So that all perverted creatures,
Though I am near, yet fail to see me.
All looking on me as extinct
Everywhere worship my relics,
All cherishing longing desires,
And beget thirsting hearts of hope.
[When] all creatures have believed and obeyed,
In [character] upright, in mind gentle,
Wholeheartedly wishing to see the Buddha,
Not caring for their own lives,
Then I with all the Samgha
Appear together on the Divine Vulture Peak.
And then I tell all creatures
That I exist forever in this [world],
By the power of tactful methods
Revealing [myself] extinct and not extinct.
[If] in other regions there are beings
Reverent and with faith aspiring,
Again I am in their midst

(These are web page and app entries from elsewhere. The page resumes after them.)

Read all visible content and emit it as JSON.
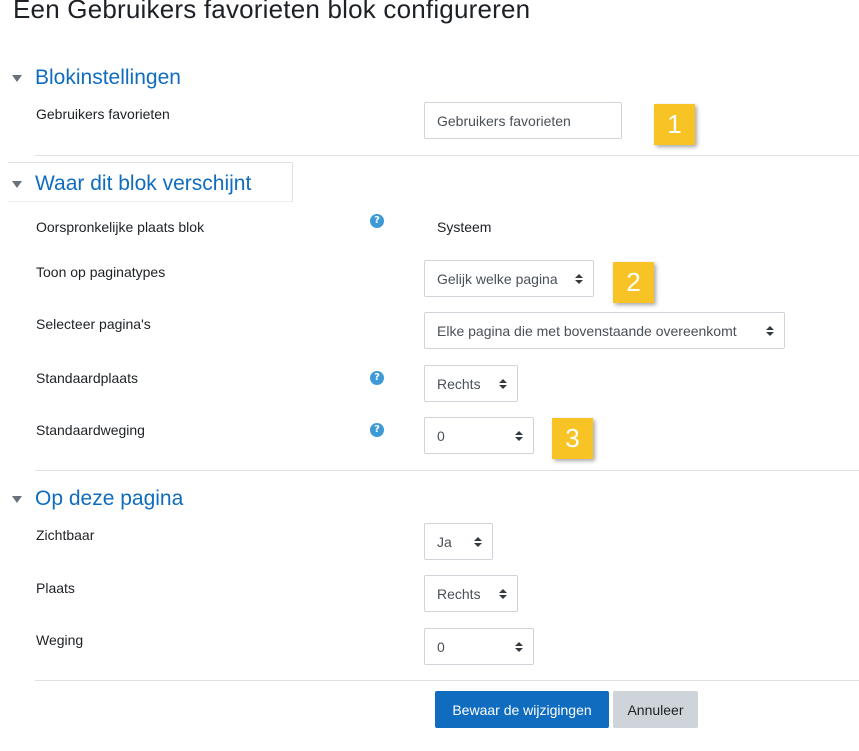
{
  "page": {
    "title": "Een Gebruikers favorieten blok configureren"
  },
  "sections": {
    "block_settings": {
      "title": "Blokinstellingen",
      "fields": {
        "title_label": "Gebruikers favorieten",
        "title_value": "Gebruikers favorieten"
      }
    },
    "where_appears": {
      "title": "Waar dit blok verschijnt",
      "fields": {
        "original_location_label": "Oorspronkelijke plaats blok",
        "original_location_value": "Systeem",
        "page_types_label": "Toon op paginatypes",
        "page_types_value": "Gelijk welke pagina",
        "select_pages_label": "Selecteer pagina's",
        "select_pages_value": "Elke pagina die met bovenstaande overeenkomt",
        "default_region_label": "Standaardplaats",
        "default_region_value": "Rechts",
        "default_weight_label": "Standaardweging",
        "default_weight_value": "0"
      }
    },
    "on_this_page": {
      "title": "Op deze pagina",
      "fields": {
        "visible_label": "Zichtbaar",
        "visible_value": "Ja",
        "region_label": "Plaats",
        "region_value": "Rechts",
        "weight_label": "Weging",
        "weight_value": "0"
      }
    }
  },
  "annotations": [
    "1",
    "2",
    "3"
  ],
  "help_icon_glyph": "?",
  "buttons": {
    "save": "Bewaar de wijzigingen",
    "cancel": "Annuleer"
  },
  "colors": {
    "link_blue": "#0f6cbf",
    "primary": "#0f6cbf",
    "badge": "#f7c325",
    "help_icon": "#3d9ad6"
  }
}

To preach the supreme Law.
You, not hearing of this,
Only say I am extinct.
I behold all living creatures
Sunk in the sea of suffering,
Hence I do not reveal myself
But set them all aspiring,
Till, when their hearts are longing,
I appear to preach the Law.
In such supernaturally pervading power,
Throughout asarnkhyeya kalpa
[I am] always on the Divine Vulture Peak
And in every other dwelling place.
When all the living see, at the kalpa's end,
The conflagration when it is burning,
Tranquil is this realm of mine,
Ever filled with heavenly beings,
Parks, and many palaces
With every kind of gem adorned,
Precious trees full of blossoms and fruits,
Where all creatures take their pleasure;
All the gods strike the heavenly drums
And evermore make music,
Showering mandarava flowers
On the Buddha and his great assembly.
My Pure Land will never be destroyed,
Yet all view it as being burned up,
And grief and horror and distress
Fill them all like this.
All those sinful creatures,
By reason of their evil karma,
Throughout asalnkhyeya kalpa,
Hear not the name of the Precious Three.
But all who perform virtuous deeds
And are gentle and of upright nature,
These all see that I exist
And am here expounding the Law.
At times for all this throng
I preach the Buddha's life is eternal;
To those who at length see the Buddha
I preach that a buddha is rarely met.
My intelligence-power is such,
My wisdom-light shines infinitely,
My life is of countless kalpa,
From long-cultivated karma obtained.
You who have intelligence,
Do not in regard to this beget doubt
But bring it forever to an end,
For the Buddha's words are true, not false.
Like the physician who with clever device,
In order to cure his demented sons,
Though indeed alive announces [his own] death,
[Yet] cannot be charged with falsehood,
I, too, being father of this world,
Who heals all misery and affliction,
For the sake of the perverted people,
Though truly alive, say [I am] extinct;
[Lest, ] because always seeing me,
They should beget arrogant minds,
Be dissolute and set in their five desires,
And fall into evil paths.
I, ever knowing all beings,
Those who walk or walk not in the Way,
According to the right principles of salvation
Expound their every Law,
Ever making this my thought:
`Hlow shall I cause all the living
To enter the Way supreme
And speedily accomplish their buddhahood ? ' "